Through the focus groups, we learned that all three personas were present in the Syrian refugee community and discovered the key characteristics that differentiated them. The households headed by a successful “Bana” or “Adnan” had used networks of relatives to integrate into the community and become legally registered, leveraged assets to begin small businesses, and adapted their skills to local labor market demands. These households were not rich but had moved beyond aid and began to develop viable livelihoods. They stood in contrast to the “Amena” or “Mohamed” households, who were unable to overcome the barriers of weak networks and insufficient skills, a high number of infirm or young family members, and/or few assets upon arrival, thus remaining very vulnerable and aid-dependent. Between these two lay the “Riham” or “Joram” households who were beginning to develop the networks and skills to succeed but were still too vulnerable to succeed on their own.
Beyond deepening our understanding of why households were successful, the Syrian focus group participants also helped us estimate the percentage of the population that each persona represented, providing insights into the potential market size for financial services among refugees. Focus group participants felt that 50% of the refugee population remains too poor to use financial services (the Amena/Mohamed persona). However, they believed that as many as 20% of Syrian households demonstrated the characteristics of an economically active household that could use credit effectively (the Bana/Adnan persona), and that another 30% may be credit worthy with additional help (the Riham/Joram persona). If accurate, these numbers could translate into as many as 20,000 potential clients for credit among refugee households in Lebanon.
Targeted household surveys based on these personas are scheduled to be completed in April and will provide us with a more accurate number of those who are economically active and eligible for credit. Al Majmoua will then use these insights to guide its credit-approval process and capacity-building strategy. In the longer term, the strategy will also explore means to transfer refugee credit histories back to Syria with them, helping facilitate their eventual return.
In the short-term though, one thing is clear – our perception of refugees as destitute provides only a part of the picture. Indeed, the majority still remains vulnerable and requires aid. Nonetheless, an important minority has persevered, using networks, assets, and skills to integrate and build businesses.

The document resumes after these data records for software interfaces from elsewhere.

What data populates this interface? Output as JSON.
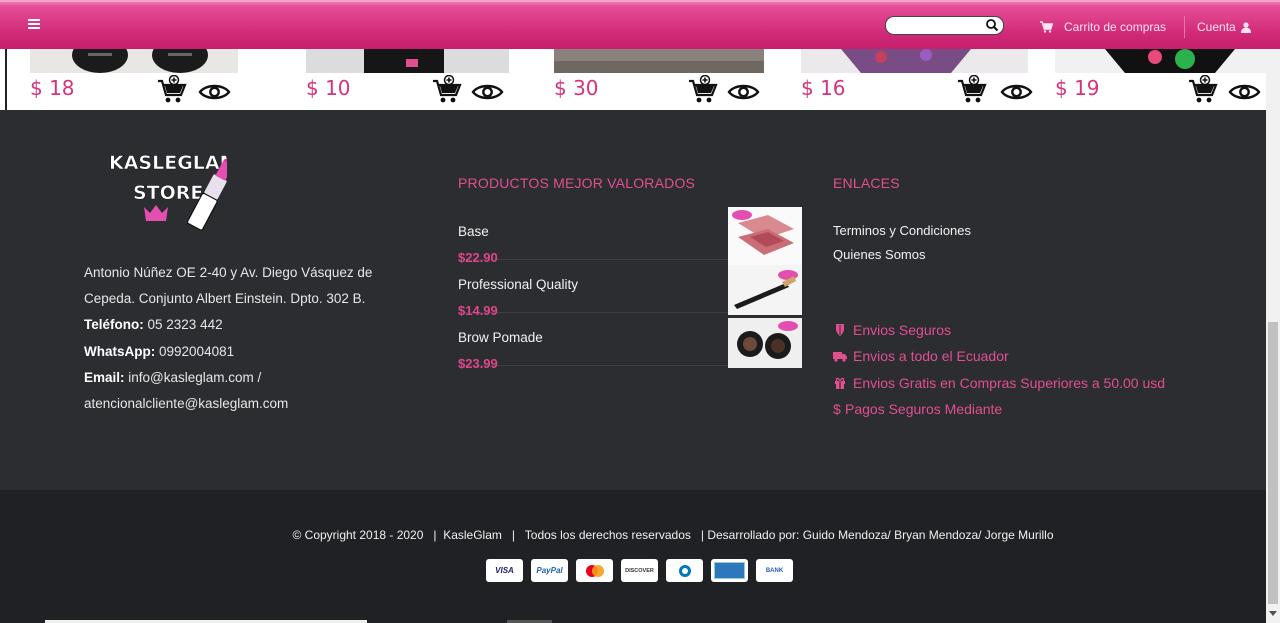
{
  "header": {
    "search_placeholder": "",
    "cart_label": "Carrito de compras",
    "account_label": "Cuenta"
  },
  "products": [
    {
      "price": "$ 18"
    },
    {
      "price": "$ 10"
    },
    {
      "price": "$ 30"
    },
    {
      "price": "$ 16"
    },
    {
      "price": "$ 19"
    }
  ],
  "footer": {
    "logo_text": "KASLEGLAM STORE",
    "address": "Antonio Núñez OE 2-40 y Av. Diego Vásquez de Cepeda. Conjunto Albert Einstein. Dpto. 302 B.",
    "phone_label": "Teléfono:",
    "phone": "05 2323 442",
    "whatsapp_label": "WhatsApp:",
    "whatsapp": "0992004081",
    "email_label": "Email:",
    "email": "info@kasleglam.com /",
    "email2": "atencionalcliente@kasleglam.com",
    "rated_title": "PRODUCTOS MEJOR VALORADOS",
    "rated": [
      {
        "name": "Base",
        "price": "$22.90"
      },
      {
        "name": "Professional Quality",
        "price": "$14.99"
      },
      {
        "name": "Brow Pomade",
        "price": "$23.99"
      }
    ],
    "links_title": "ENLACES",
    "links": [
      "Terminos y Condiciones",
      "Quienes Somos"
    ],
    "features": [
      "Envios Seguros",
      "Envios a todo el Ecuador",
      "Envios Gratis en Compras Superiores a 50.00 usd",
      "Pagos Seguros Mediante"
    ]
  },
  "bottom": {
    "copyright": "© Copyright 2018 - 2020   |  KasleGlam   |   Todos los derechos reservados   | Desarrollado por: Guido Mendoza/ Bryan Mendoza/ Jorge Murillo",
    "cards": [
      "VISA",
      "PayPal",
      "mastercard",
      "DISCOVER",
      "Diners",
      "AMEX",
      "BANK"
    ]
  },
  "colors": {
    "brand": "#d22b79",
    "accent": "#e24f8f",
    "footer_bg": "#2b2d31",
    "bottom_bg": "#202125"
  }
}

They are resilience personified and are important to be recognized as such in our aid policies and development practices.

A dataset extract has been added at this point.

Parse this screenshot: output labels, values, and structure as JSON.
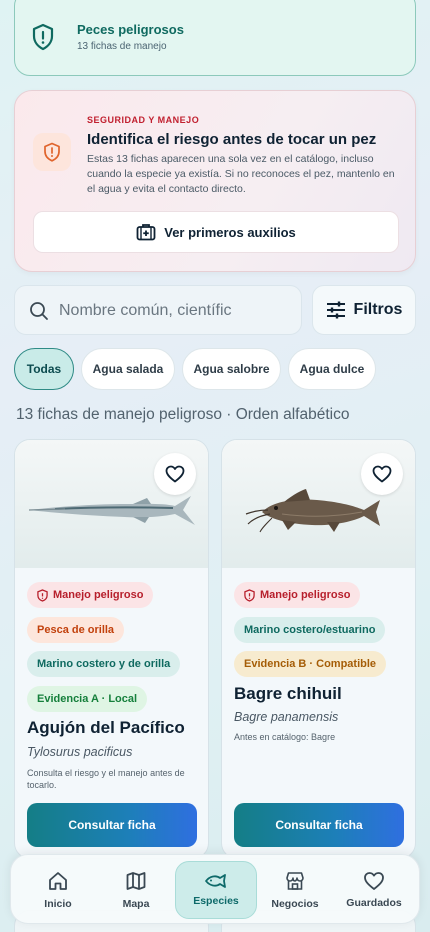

Stay tuned for the results of our market research and work with refugees…